The food itself even comes from a sustainable place. Some of the fruits and vegetables that are used to prepare the meals served in the one-of-a-kind bowls are grown in LIU Brooklyn’s community garden or on Professor Margaret Cuonzo’s farm. Cuonzo owns and runs her own farm in New Jersey and is one of the administrators of the Empty Bowls Project, saying that it is “one of [her] favorite memories… seeing everyone sitting around and making conversation around these bowls”. She said that she “think back on those [memories] very fondly.” When it comes to plans for the future, Cuonzo hopes “to bring in different ceramicists this year and open up the event to more people from the surrounding community.”
Since starting the project, LIU Brooklyn has been able to contribute roughly 400 bowls, resulting in thousands of dollars being put towards the environment and those in need.
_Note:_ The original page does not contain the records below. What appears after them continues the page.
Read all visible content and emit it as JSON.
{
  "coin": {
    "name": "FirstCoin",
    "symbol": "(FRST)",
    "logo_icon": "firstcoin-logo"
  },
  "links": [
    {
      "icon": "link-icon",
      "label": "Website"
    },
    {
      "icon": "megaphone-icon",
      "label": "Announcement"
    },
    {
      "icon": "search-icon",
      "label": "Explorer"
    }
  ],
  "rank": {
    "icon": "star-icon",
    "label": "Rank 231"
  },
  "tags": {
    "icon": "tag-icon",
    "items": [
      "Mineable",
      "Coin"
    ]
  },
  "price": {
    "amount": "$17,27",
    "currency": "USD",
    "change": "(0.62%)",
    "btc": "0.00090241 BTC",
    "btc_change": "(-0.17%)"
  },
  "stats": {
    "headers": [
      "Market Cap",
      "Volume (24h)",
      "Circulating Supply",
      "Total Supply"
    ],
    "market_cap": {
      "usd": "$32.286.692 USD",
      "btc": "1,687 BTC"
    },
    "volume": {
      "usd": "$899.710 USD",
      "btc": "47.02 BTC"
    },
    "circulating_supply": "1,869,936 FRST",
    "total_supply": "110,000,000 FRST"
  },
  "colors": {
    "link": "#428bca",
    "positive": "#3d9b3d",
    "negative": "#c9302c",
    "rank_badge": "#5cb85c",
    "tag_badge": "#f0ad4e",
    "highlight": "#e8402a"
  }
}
So if you want to help make a difference this Earth Day, try contacting Professors Cuonzo or Mutnick to find out how you can get involved with the Empty Bowls Project. Whether it be preparing meals, making bowls, or even just showing up to the event itself, all help and support is welcomed and appreciated.